PhD research: Affective dynamic model-based machine learning for cognitive emotion recognition
22 September 2023
Xingran Ruan, a PhD student based at EPCC, is investigating the recognition of cognitive emotions, including confusion, frustration, and boredom, with the aim of enhancing future Intelligent Tutor Systems (ITS) to provide targeted assistance. Here he describes his research.
Emotions are an integral part of our daily lives, influencing our experiences at work, during learning, and in various other situations. Have you ever found yourself feeling confused when faced with a challenging obstacle that tests your knowledge? Or perhaps you've experienced frustration when struggling to overcome such obstacles? Maybe you've even grown bored with your reading material after repeatedly attempting to overcome these hurdles.
Why is Facial Emotion Recognition (FER) crucial for ITS?
Intelligent tutor systems (ITS) are computer-based tools designed to offer instant and tailored guidance to learners. Essentially, ITS strives to deliver individualised, one-on-one tutoring experiences for students as opposed to the traditional one-size-fits-all approach of classroom teaching.
Traditional ITSs have limitations; they can only offer support based on explicit indicators from learners, such as final scores or feedback. These systems often struggle to gauge a learner's true understanding of the material. Emotions serve as a window into a learner's cognitive processes. Emotions like boredom, confusion, frustration, and curiosity can be utilized to predict a learner's progress, and some cognitive emotions, such as confusion and boredom, can offer insights into metacognition—the process of thinking about one's own thinking. Thus FER techniques are important for ITS.
Our contributions to the research field
Emotion recognition is a prominent area within machine learning. Currently, numerous large-scale emotional datasets are available for pre-training FER models, including datasets like RAF-DB, AffectNet, and FER2013. While these datasets have significantly improved the performance of FER models, they primarily encompass a narrow range of basic emotions, such as anger, contempt, disgust, fear, happiness, sadness, and surprise. These emotions do not effectively capture the intricacies of the learning process.
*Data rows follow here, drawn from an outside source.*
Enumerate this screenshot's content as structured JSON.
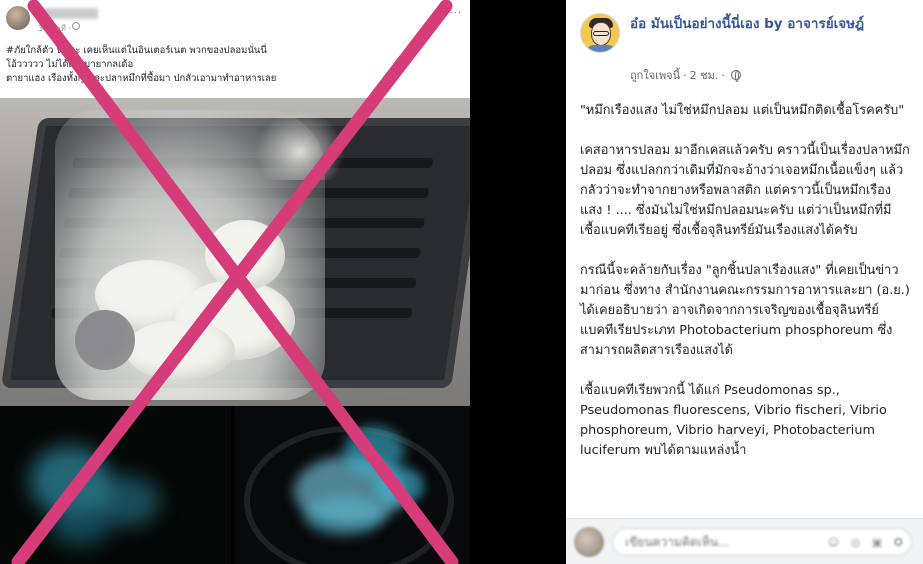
{
  "original_post": {
    "author_name": "",
    "time": "30 นาที ·",
    "more": "···",
    "lines": [
      "#ภัยใกล้ตัว   นี่สินะ เคยเห็นแต่ในอินเตอร์เนต พวกของปลอมนั่นนี่",
      "โอ้ววววว ไม่ได้เล่นมายากลเด้อ",
      "ตายาแฮง เรืองทั้งกุ้งและปลาหมึกที่ซื้อมา ปกลัวเอามาทำอาหารเลย"
    ]
  },
  "page": {
    "name": "อ๋อ มันเป็นอย่างนี้นี่เอง by อาจารย์เจษฎ์",
    "liked_by": "ถูกใจเพจนี้",
    "time": "2 ชม."
  },
  "post": {
    "paragraphs": [
      "\"หมึกเรืองแสง ไม่ใช่หมึกปลอม แต่เป็นหมึกติดเชื้อโรคครับ\"",
      "เคสอาหารปลอม มาอีกเคสแล้วครับ คราวนี้เป็นเรื่องปลาหมึกปลอม ซึ่งแปลกกว่าเดิมที่มักจะอ้างว่าเจอหมึกเนื้อแข็งๆ แล้วกลัวว่าจะทำจากยางหรือพลาสติก แต่คราวนี้เป็นหมึกเรืองแสง ! .... ซึ่งมันไม่ใช่หมึกปลอมนะครับ แต่ว่าเป็นหมึกที่มีเชื้อแบคทีเรียอยู่ ซึ่งเชื้อจุลินทรีย์มันเรืองแสงได้ครับ",
      "กรณีนี้จะคล้ายกับเรื่อง \"ลูกชิ้นปลาเรืองแสง\" ที่เคยเป็นข่าวมาก่อน ซึ่งทาง สำนักงานคณะกรรมการอาหารและยา (อ.ย.) ได้เคยอธิบายว่า อาจเกิดจากการเจริญของเชื้อจุลินทรีย์แบคทีเรียประเภท Photobacterium phosphoreum ซึ่งสามารถผลิตสารเรืองแสงได้",
      "เชื้อแบคทีเรียพวกนี้ ได้แก่ Pseudomonas sp., Pseudomonas fluorescens, Vibrio fischeri, Vibrio phosphoreum, Vibrio harveyi, Photobacterium luciferum พบได้ตามแหล่งน้ำ"
    ]
  },
  "comment": {
    "placeholder": "เขียนความคิดเห็น...",
    "icons": "☺ ◎ ▣ ✪"
  },
  "colors": {
    "x_mark": "#d63b7a",
    "page_name": "#385898",
    "glow": "#3fb7d6"
  }
}
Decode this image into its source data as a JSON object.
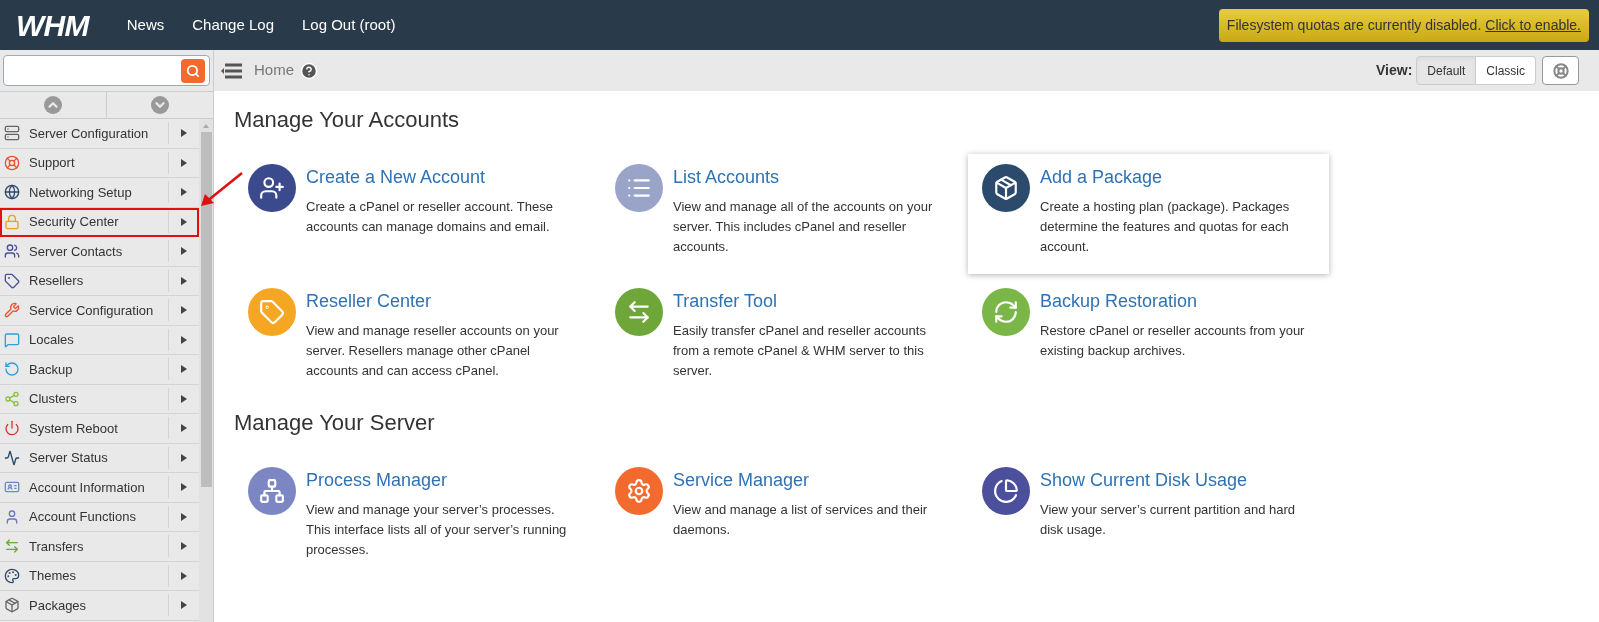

Furthermore, datasets focused on cognitive emotions are both limited in size and imbalanced, which can lead to overfitting issues during FER model training. Our work aims to addresses this overfitting challenge when working with small, imbalanced emotion datasets.
We have incorporated psychological aspects to a neural networks based machine learning model. The psychological model highlights that when learners come across challenges, their level of engagement can shift towards confusion. If these challenges persist without resolution, this initial confusion can develop into frustration over time. Eventually, if this frustration persists, it may lead to a state of boredom. You can refer to Figure 1 for a visual representation of this affective dynamic (AD) model.
Our primary objective is to fine-tune weights within neural networks to replicate the behavior of the AD model in making predictions. To illustrate the impact of this, we have included a chart in Figure 2 that compares the performance of the network with AD to that without AD. Additionally, in Figure 3, we present the weight values of the network throughout the training process. This visualisation clearly illustrates that in the network without the AD model's calibration, a significant portion of the neurons remains 'inactive' (with no weight updates). In contrast, in the network incorporating the AD model, all neurons receive updates during training, highlighting the effectiveness of our approach.
Our proposed method enables significantly accurate way of detecting emotions and transition between emotions for ITSs and then allowing ITSs to provide effective help with the learning process.
Xingran Ruan: firstname.lastname@example.org
Charaka Palansuriya: email@example.com
Aurora Constantin: firstname.lastname@example.org
Xingran presented his paper "Affective Dynamic based Technique for Facial Emotion Recognition (FER) to Support Intelligent Tutors in Education" at the 24th International Conference on Artificial Intelligence in Education (AIED Tokyo 23), Tokyo, Japan in July 2023.